▶ **Exercise**
Copy out the lines of the material that include the string "seus".

Top of The records

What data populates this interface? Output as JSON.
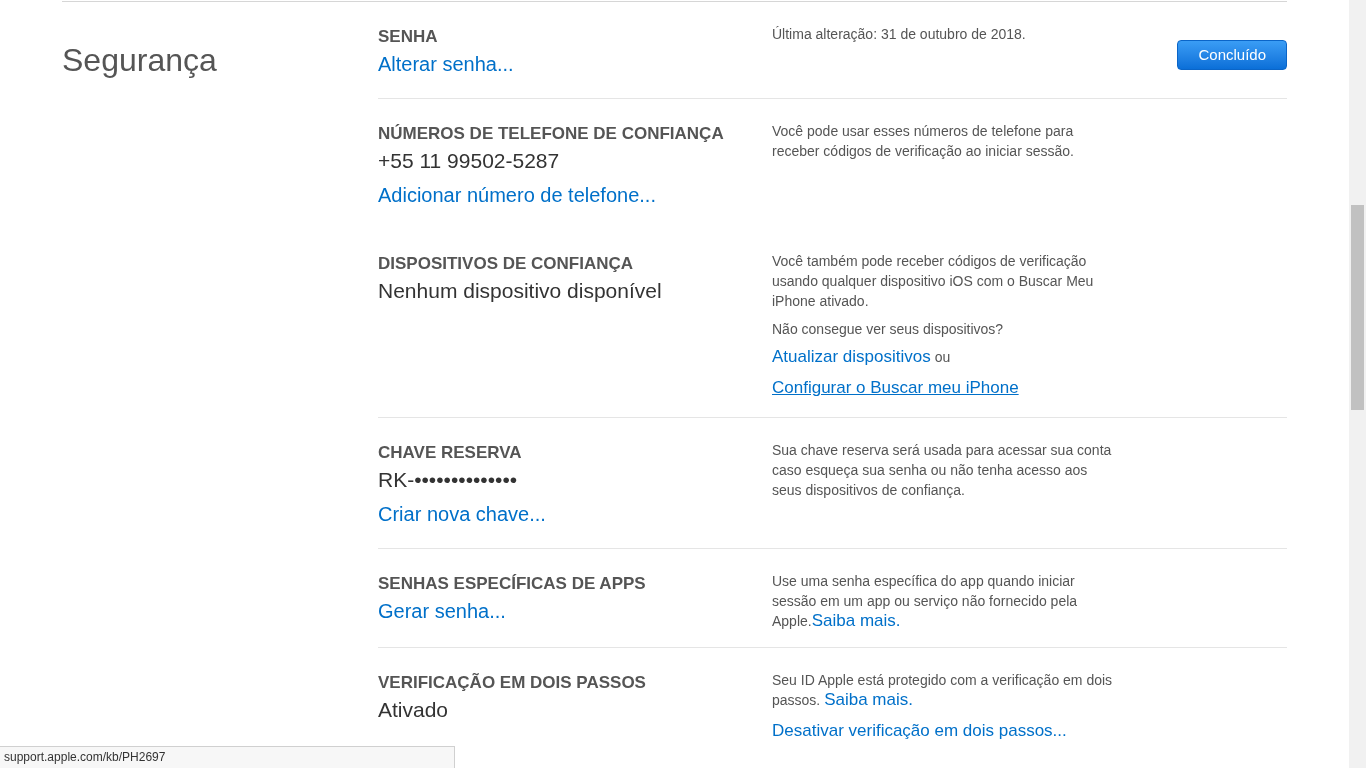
{
  "section_title": "Segurança",
  "done_button": "Concluído",
  "groups": [
    {
      "rows": [
        {
          "label": "SENHA",
          "values": [],
          "links": [
            "Alterar senha..."
          ],
          "description": [
            [
              {
                "kind": "text",
                "text": "Última alteração: 31 de outubro de 2018."
              }
            ]
          ]
        }
      ]
    },
    {
      "rows": [
        {
          "label": "NÚMEROS DE TELEFONE DE CONFIANÇA",
          "values": [
            "+55 11 99502-5287"
          ],
          "links": [
            "Adicionar número de telefone..."
          ],
          "description": [
            [
              {
                "kind": "text",
                "text": "Você pode usar esses números de telefone para receber códigos de verificação ao iniciar sessão."
              }
            ]
          ]
        },
        {
          "label": "DISPOSITIVOS DE CONFIANÇA",
          "values": [
            "Nenhum dispositivo disponível"
          ],
          "links": [],
          "description": [
            [
              {
                "kind": "text",
                "text": "Você também pode receber códigos de verificação usando qualquer dispositivo iOS com o Buscar Meu iPhone ativado."
              }
            ],
            [
              {
                "kind": "text",
                "text": "Não consegue ver seus dispositivos?"
              }
            ],
            [
              {
                "kind": "link",
                "text": "Atualizar dispositivos",
                "underlined": false
              },
              {
                "kind": "text",
                "text": " ou"
              }
            ],
            [
              {
                "kind": "link",
                "text": "Configurar o Buscar meu iPhone",
                "underlined": true
              }
            ]
          ]
        }
      ]
    },
    {
      "rows": [
        {
          "label": "CHAVE RESERVA",
          "values": [
            "RK-••••••••••••••"
          ],
          "links": [
            "Criar nova chave..."
          ],
          "description": [
            [
              {
                "kind": "text",
                "text": "Sua chave reserva será usada para acessar sua conta caso esqueça sua senha ou não tenha acesso aos seus dispositivos de confiança."
              }
            ]
          ]
        }
      ]
    },
    {
      "rows": [
        {
          "label": "SENHAS ESPECÍFICAS DE APPS",
          "values": [],
          "links": [
            "Gerar senha..."
          ],
          "description": [
            [
              {
                "kind": "text",
                "text": "Use uma senha específica do app quando iniciar sessão em um app ou serviço não fornecido pela Apple."
              },
              {
                "kind": "link",
                "text": "Saiba mais.",
                "underlined": false
              }
            ]
          ]
        }
      ]
    },
    {
      "rows": [
        {
          "label": "VERIFICAÇÃO EM DOIS PASSOS",
          "values": [
            "Ativado"
          ],
          "links": [],
          "description": [
            [
              {
                "kind": "text",
                "text": "Seu ID Apple está protegido com a verificação em dois passos. "
              },
              {
                "kind": "link",
                "text": "Saiba mais.",
                "underlined": false
              }
            ],
            [
              {
                "kind": "link",
                "text": "Desativar verificação em dois passos...",
                "underlined": false
              }
            ]
          ]
        }
      ]
    }
  ],
  "status_bar": "support.apple.com/kb/PH2697"
}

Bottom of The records

▶ **Answer space**
                "text": "Não consegue ver seus dispositivos?"
                "text": "Sua chave reserva será usada para acessar sua conta caso esqueça sua senha ou não tenha acesso aos seus dispositivos de confiança."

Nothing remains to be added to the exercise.